• [WORK ORDER]:
With pictures removed, the data below should be returned exactly.
┄┄┄┄┄┄
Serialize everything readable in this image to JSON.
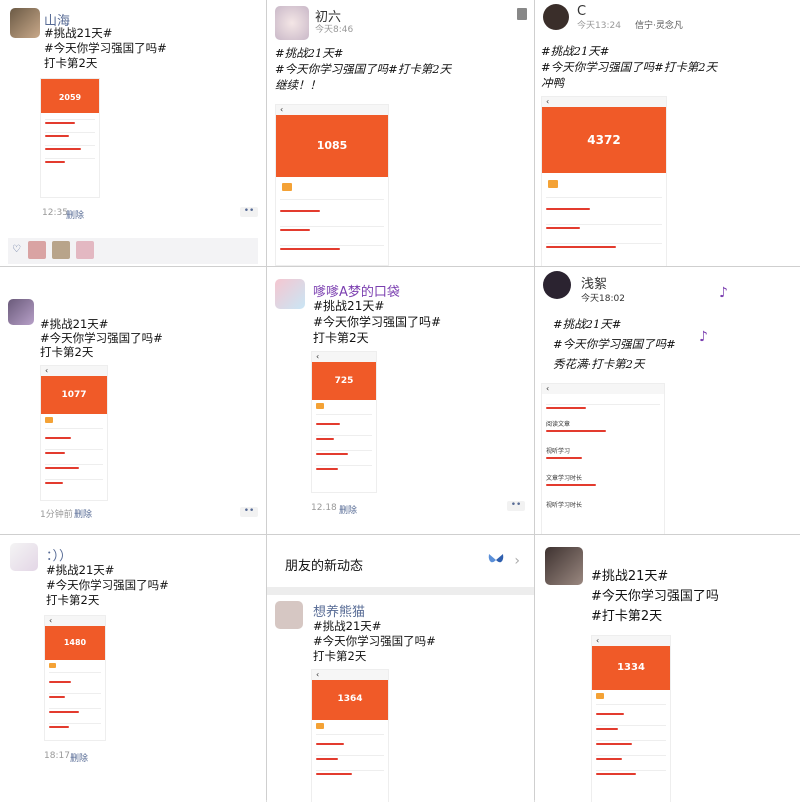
{
  "posts": [
    {
      "name": "山海",
      "lines": [
        "#挑战21天#",
        "#今天你学习强国了吗#",
        "打卡第2天"
      ],
      "score": "2059",
      "time": "12:35",
      "delete": "删除"
    },
    {
      "name": "初六",
      "sub": "今天8:46",
      "lines": [
        "#挑战21天#",
        "#今天你学习强国了吗#打卡第2天",
        "继续！！"
      ],
      "score": "1085"
    },
    {
      "name": "C",
      "sub": "今天13:24",
      "tag": "信宁·灵念凡",
      "lines": [
        "#挑战21天#",
        "#今天你学习强国了吗#打卡第2天",
        "冲鸭"
      ],
      "score": "4372"
    },
    {
      "name": "",
      "lines": [
        "#挑战21天#",
        "#今天你学习强国了吗#",
        "打卡第2天"
      ],
      "score": "1077",
      "time": "1分钟前",
      "delete": "删除"
    },
    {
      "name": "嗲嗲A梦的口袋",
      "lines": [
        "#挑战21天#",
        "#今天你学习强国了吗#",
        "打卡第2天"
      ],
      "score": "725",
      "time": "12.18",
      "delete": "删除"
    },
    {
      "name": "浅絮",
      "sub": "今天18:02",
      "lines": [
        "#挑战21天#",
        "#今天你学习强国了吗#",
        "秀花满·打卡第2天"
      ],
      "rows": [
        "阅读文章",
        "视听学习",
        "文章学习时长",
        "视听学习时长"
      ]
    },
    {
      "name": "：））",
      "lines": [
        "#挑战21天#",
        "#今天你学习强国了吗#",
        "打卡第2天"
      ],
      "score": "1480",
      "time": "18:17",
      "delete": "删除"
    },
    {
      "header": "朋友的新动态",
      "name": "想养熊猫",
      "lines": [
        "#挑战21天#",
        "#今天你学习强国了吗#",
        "打卡第2天"
      ],
      "score": "1364"
    },
    {
      "name": "",
      "lines": [
        "#挑战21天#",
        "#今天你学习强国了吗",
        "#打卡第2天"
      ],
      "score": "1334"
    }
  ]
}
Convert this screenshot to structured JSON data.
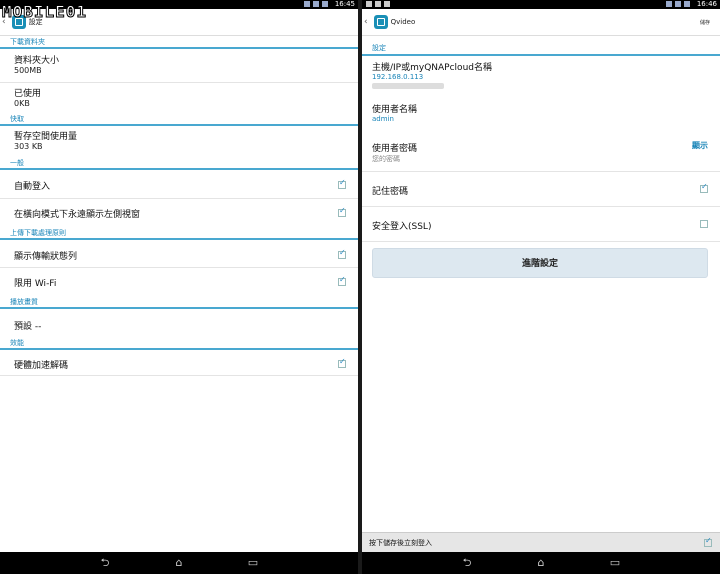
{
  "left": {
    "status_time": "16:45",
    "watermark": "MOBILE01",
    "action_title": "設定",
    "sections": [
      {
        "header": "下載資料夾"
      },
      {
        "header": "快取"
      },
      {
        "header": "一般"
      },
      {
        "header": "上傳下載處理原則"
      },
      {
        "header": "播放畫質"
      },
      {
        "header": "效能"
      }
    ],
    "folder_size_title": "資料夾大小",
    "folder_size_value": "500MB",
    "used_title": "已使用",
    "used_value": "0KB",
    "cache_title": "暫存空間使用量",
    "cache_value": "303 KB",
    "auto_login": "自動登入",
    "landscape_sidebar": "在橫向模式下永遠顯示左側視窗",
    "show_transfer_bar": "顯示傳輸狀態列",
    "wifi_only": "限用 Wi-Fi",
    "quality_value": "預設 --",
    "hw_decode": "硬體加速解碼"
  },
  "right": {
    "status_time": "16:46",
    "action_title": "Qvideo",
    "action_save": "儲存",
    "section_header": "設定",
    "host_title": "主機/IP或myQNAPcloud名稱",
    "host_value": "192.168.0.113",
    "user_title": "使用者名稱",
    "user_value": "admin",
    "pwd_title": "使用者密碼",
    "pwd_hint": "您的密碼",
    "pwd_show": "顯示",
    "remember_pwd": "記住密碼",
    "ssl_login": "安全登入(SSL)",
    "advanced_button": "進階設定",
    "save_login_label": "按下儲存後立刻登入"
  },
  "checks": {
    "auto_login": true,
    "landscape_sidebar": true,
    "show_transfer_bar": true,
    "wifi_only": true,
    "hw_decode": true,
    "remember_pwd": true,
    "ssl_login": false,
    "save_login": true
  },
  "colors": {
    "accent": "#1a85b8",
    "divider": "#49a8d0",
    "button_bg": "#dde8f0"
  }
}
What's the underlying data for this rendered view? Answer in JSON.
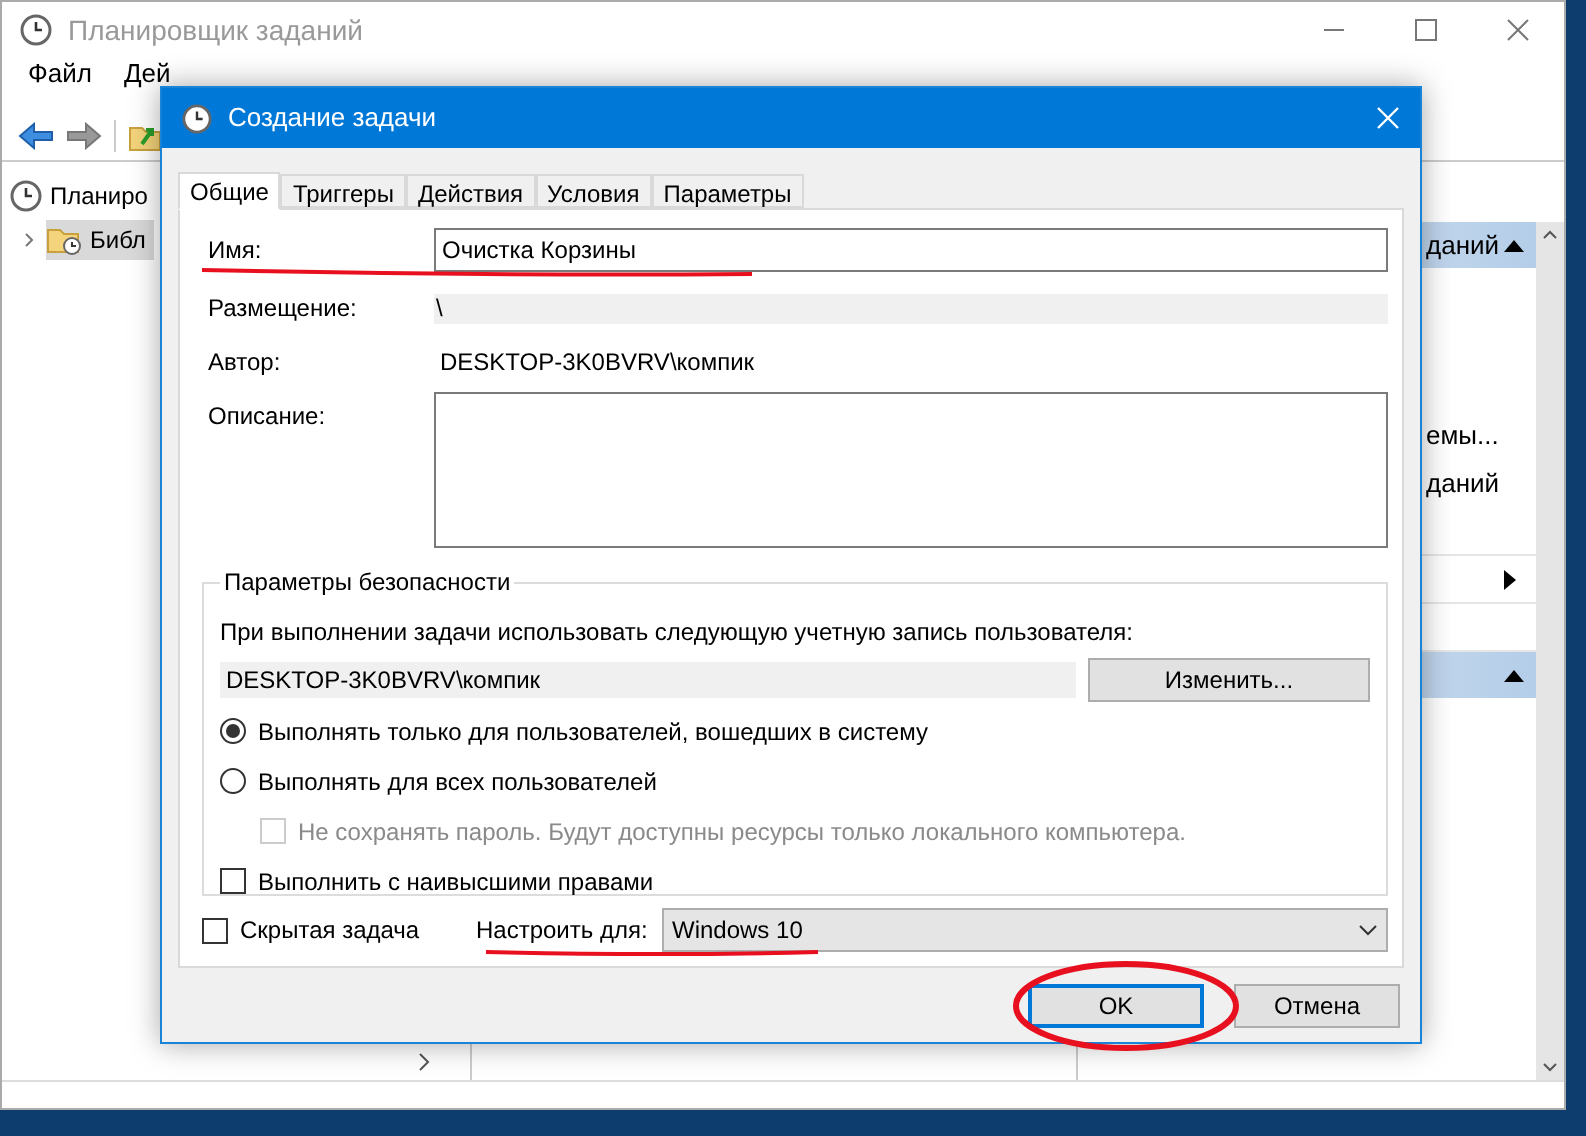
{
  "main_window": {
    "title": "Планировщик заданий",
    "menu": [
      "Файл",
      "Дей"
    ],
    "tree": [
      {
        "label": "Планиро",
        "selected": false,
        "children": [
          {
            "label": "Библ",
            "selected": true,
            "expanded": false
          }
        ]
      }
    ],
    "actions_pane": {
      "sections": [
        {
          "header": "даний",
          "expanded": true,
          "items": [
            {
              "label": "емы..."
            },
            {
              "label": "даний"
            },
            {
              "submenu": false
            },
            {
              "submenu": true
            },
            {
              "submenu": false
            }
          ]
        },
        {
          "expanded": true
        }
      ]
    }
  },
  "dialog": {
    "title": "Создание задачи",
    "tabs": [
      {
        "label": "Общие",
        "selected": true
      },
      {
        "label": "Триггеры",
        "selected": false
      },
      {
        "label": "Действия",
        "selected": false
      },
      {
        "label": "Условия",
        "selected": false
      },
      {
        "label": "Параметры",
        "selected": false
      }
    ],
    "name": {
      "label": "Имя:",
      "value": "Очистка Корзины"
    },
    "location": {
      "label": "Размещение:",
      "value": "\\"
    },
    "author": {
      "label": "Автор:",
      "value": "DESKTOP-3K0BVRV\\компик"
    },
    "description": {
      "label": "Описание:"
    },
    "security": {
      "title": "Параметры безопасности",
      "account_prompt": "При выполнении задачи использовать следующую учетную запись пользователя:",
      "account": "DESKTOP-3K0BVRV\\компик",
      "change_button": "Изменить...",
      "options": [
        {
          "kind": "radio",
          "label": "Выполнять только для пользователей, вошедших в систему",
          "selected": true
        },
        {
          "kind": "radio",
          "label": "Выполнять для всех пользователей",
          "selected": false,
          "children": [
            {
              "kind": "checkbox",
              "label": "Не сохранять пароль. Будут доступны ресурсы только локального компьютера.",
              "checked": false,
              "disabled": true
            }
          ]
        },
        {
          "kind": "checkbox",
          "label": "Выполнить с наивысшими правами",
          "checked": false,
          "disabled": false
        }
      ]
    },
    "hidden_task": {
      "label": "Скрытая задача",
      "checked": false
    },
    "configure_for": {
      "label": "Настроить для:",
      "value": "Windows 10"
    },
    "buttons": [
      {
        "label": "OK",
        "default": true
      },
      {
        "label": "Отмена",
        "default": false
      }
    ]
  }
}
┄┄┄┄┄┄
• [EXERCISE ANSWER]:
Serialize everything readable in this image to JSON.
{
  "posts": [
    {
      "name": "山海",
      "lines": [
        "#挑战21天#",
        "#今天你学习强国了吗#",
        "打卡第2天"
      ],
      "score": "2059",
      "time": "12:35",
      "delete": "删除"
    },
    {
      "name": "初六",
      "sub": "今天8:46",
      "lines": [
        "#挑战21天#",
        "#今天你学习强国了吗#打卡第2天",
        "继续！！"
      ],
      "score": "1085"
    },
    {
      "name": "C",
      "sub": "今天13:24",
      "tag": "信宁·灵念凡",
      "lines": [
        "#挑战21天#",
        "#今天你学习强国了吗#打卡第2天",
        "冲鸭"
      ],
      "score": "4372"
    },
    {
      "name": "",
      "lines": [
        "#挑战21天#",
        "#今天你学习强国了吗#",
        "打卡第2天"
      ],
      "score": "1077",
      "time": "1分钟前",
      "delete": "删除"
    },
    {
      "name": "嗲嗲A梦的口袋",
      "lines": [
        "#挑战21天#",
        "#今天你学习强国了吗#",
        "打卡第2天"
      ],
      "score": "725",
      "time": "12.18",
      "delete": "删除"
    },
    {
      "name": "浅絮",
      "sub": "今天18:02",
      "lines": [
        "#挑战21天#",
        "#今天你学习强国了吗#",
        "秀花满·打卡第2天"
      ],
      "rows": [
        "阅读文章",
        "视听学习",
        "文章学习时长",
        "视听学习时长"
      ]
    },
    {
      "name": "：））",
      "lines": [
        "#挑战21天#",
        "#今天你学习强国了吗#",
        "打卡第2天"
      ],
      "score": "1480",
      "time": "18:17",
      "delete": "删除"
    },
    {
      "header": "朋友的新动态",
      "name": "想养熊猫",
      "lines": [
        "#挑战21天#",
        "#今天你学习强国了吗#",
        "打卡第2天"
      ],
      "score": "1364"
    },
    {
      "name": "",
      "lines": [
        "#挑战21天#",
        "#今天你学习强国了吗",
        "#打卡第2天"
      ],
      "score": "1334"
    }
  ]
}
Convert this screenshot to structured JSON data.
{
  "left": {
    "status_time": "16:45",
    "watermark": "MOBILE01",
    "action_title": "設定",
    "sections": [
      {
        "header": "下載資料夾"
      },
      {
        "header": "快取"
      },
      {
        "header": "一般"
      },
      {
        "header": "上傳下載處理原則"
      },
      {
        "header": "播放畫質"
      },
      {
        "header": "效能"
      }
    ],
    "folder_size_title": "資料夾大小",
    "folder_size_value": "500MB",
    "used_title": "已使用",
    "used_value": "0KB",
    "cache_title": "暫存空間使用量",
    "cache_value": "303 KB",
    "auto_login": "自動登入",
    "landscape_sidebar": "在橫向模式下永遠顯示左側視窗",
    "show_transfer_bar": "顯示傳輸狀態列",
    "wifi_only": "限用 Wi-Fi",
    "quality_value": "預設 --",
    "hw_decode": "硬體加速解碼"
  },
  "right": {
    "status_time": "16:46",
    "action_title": "Qvideo",
    "action_save": "儲存",
    "section_header": "設定",
    "host_title": "主機/IP或myQNAPcloud名稱",
    "host_value": "192.168.0.113",
    "user_title": "使用者名稱",
    "user_value": "admin",
    "pwd_title": "使用者密碼",
    "pwd_hint": "您的密碼",
    "pwd_show": "顯示",
    "remember_pwd": "記住密碼",
    "ssl_login": "安全登入(SSL)",
    "advanced_button": "進階設定",
    "save_login_label": "按下儲存後立刻登入"
  },
  "checks": {
    "auto_login": true,
    "landscape_sidebar": true,
    "show_transfer_bar": true,
    "wifi_only": true,
    "hw_decode": true,
    "remember_pwd": true,
    "ssl_login": false,
    "save_login": true
  },
  "colors": {
    "accent": "#1a85b8",
    "divider": "#49a8d0",
    "button_bg": "#dde8f0"
  }
}
What's the underlying data for this rendered view? Answer in JSON.
{
  "main_window": {
    "title": "Планировщик заданий",
    "menu": [
      "Файл",
      "Дей"
    ],
    "tree": [
      {
        "label": "Планиро",
        "selected": false,
        "children": [
          {
            "label": "Библ",
            "selected": true,
            "expanded": false
          }
        ]
      }
    ],
    "actions_pane": {
      "sections": [
        {
          "header": "даний",
          "expanded": true,
          "items": [
            {
              "label": "емы..."
            },
            {
              "label": "даний"
            },
            {
              "submenu": false
            },
            {
              "submenu": true
            },
            {
              "submenu": false
            }
          ]
        },
        {
          "expanded": true
        }
      ]
    }
  },
  "dialog": {
    "title": "Создание задачи",
    "tabs": [
      {
        "label": "Общие",
        "selected": true
      },
      {
        "label": "Триггеры",
        "selected": false
      },
      {
        "label": "Действия",
        "selected": false
      },
      {
        "label": "Условия",
        "selected": false
      },
      {
        "label": "Параметры",
        "selected": false
      }
    ],
    "name": {
      "label": "Имя:",
      "value": "Очистка Корзины"
    },
    "location": {
      "label": "Размещение:",
      "value": "\\"
    },
    "author": {
      "label": "Автор:",
      "value": "DESKTOP-3K0BVRV\\компик"
    },
    "description": {
      "label": "Описание:"
    },
    "security": {
      "title": "Параметры безопасности",
      "account_prompt": "При выполнении задачи использовать следующую учетную запись пользователя:",
      "account": "DESKTOP-3K0BVRV\\компик",
      "change_button": "Изменить...",
      "options": [
        {
          "kind": "radio",
          "label": "Выполнять только для пользователей, вошедших в систему",
          "selected": true
        },
        {
          "kind": "radio",
          "label": "Выполнять для всех пользователей",
          "selected": false,
          "children": [
            {
              "kind": "checkbox",
              "label": "Не сохранять пароль. Будут доступны ресурсы только локального компьютера.",
              "checked": false,
              "disabled": true
            }
          ]
        },
        {
          "kind": "checkbox",
          "label": "Выполнить с наивысшими правами",
          "checked": false,
          "disabled": false
        }
      ]
    },
    "hidden_task": {
      "label": "Скрытая задача",
      "checked": false
    },
    "configure_for": {
      "label": "Настроить для:",
      "value": "Windows 10"
    },
    "buttons": [
      {
        "label": "OK",
        "default": true
      },
      {
        "label": "Отмена",
        "default": false
      }
    ]
  }
}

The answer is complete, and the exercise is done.